Disk capacities have always been way ahead of memory capacities. While disk storage may have had a small effect, the real limiting factors were the things I mentioned in the article. Manufacturing core memory was so expensive that no machine had a lot of memory until the industry switched to RAM. And CPU speeds were slow enough that when you considered storing numeric data as ASCII, the first thought that popped into your mind was, "How many instruction cycles will it take to convert the data to a format I can use for computing?"
Taniwha wrote: "The other big change Unix brought in - simple unstructured text files - needed us to break away from that record based 'every thing is a card image' mindset."
The break from the record based 'every thing is a card image' mindset really didn't apply in the DEC world -- at least not in the Small Systems Group which was responsible for OS-8 on the PDP-8 and RT-11 on the PDP-11. Unlike the mainframe world where the basic assumption was that input came from a card reader and output went to a line printer, our basic assumption in the Small Systems Group was that input came from and output went to an ASR-33 Teletype or similar device. Paper tape and keyboard input was assumed to be variable-length ASCII records delimited by \r\n.
Taniwha wrote: "apparently we got Arabic notation from Spanish monks working their way through the libraries the Moors left in Spain"
I'm not terribly familiar with the history of Spain, so I don't know what influence the Spanish monks had, but http://en.wikipedia.org/wiki/Arabic_numerals reports that our numbering system was originally called Hindu numerals and that a 9th century treatise by a Persian scientist entitled "On the Calculation with Hindu Numerals" was translated into Latin in the 12th century. It also says that Fibonacci, an Italian, promoted the system in Europe after learning it in Algeria. So the system may have entered Europe through multiple avenues, and what was originally called "Hindu numerals" later came to be known as "Arabic numerals."
Taniwha wrote: "they picked them up and brought them into western languages but weren't smart enough (I blame them for our current endianess malaise) to turn the digits around when they were included in a right-to-left writing system."
This is a very interesting observation. Apparently the inconsistencies in modern hardware design are nothing new.
Taniwha wrote: "(and BTW remember even in our modern little endian computers we still tend to number the bits within bytes in a big endian way ...)"
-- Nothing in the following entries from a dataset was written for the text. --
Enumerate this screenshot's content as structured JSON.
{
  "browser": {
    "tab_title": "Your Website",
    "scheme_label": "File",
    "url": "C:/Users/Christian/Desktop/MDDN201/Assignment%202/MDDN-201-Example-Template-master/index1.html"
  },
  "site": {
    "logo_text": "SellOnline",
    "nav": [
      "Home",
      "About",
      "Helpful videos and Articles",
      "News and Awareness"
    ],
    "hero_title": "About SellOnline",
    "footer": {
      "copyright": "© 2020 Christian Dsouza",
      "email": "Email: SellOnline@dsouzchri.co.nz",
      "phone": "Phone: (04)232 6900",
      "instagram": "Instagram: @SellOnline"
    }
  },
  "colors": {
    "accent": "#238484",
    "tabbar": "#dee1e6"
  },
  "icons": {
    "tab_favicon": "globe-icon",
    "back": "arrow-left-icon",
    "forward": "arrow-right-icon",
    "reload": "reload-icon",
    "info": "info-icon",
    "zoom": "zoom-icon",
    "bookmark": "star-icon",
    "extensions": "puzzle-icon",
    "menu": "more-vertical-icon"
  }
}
Since neither the 360 nor the 11 instruction sets included any instruction that identified bits by their bit address, the bit-numbering was really a paper exercise. But our modern little-endian Intel architecture computers have instructions like BSF and BSR (bit scan forward/reverse) which return the bit address of the lowest bit that's turned on in the source operand. And the bit numbering used is little-endian, not big-endian.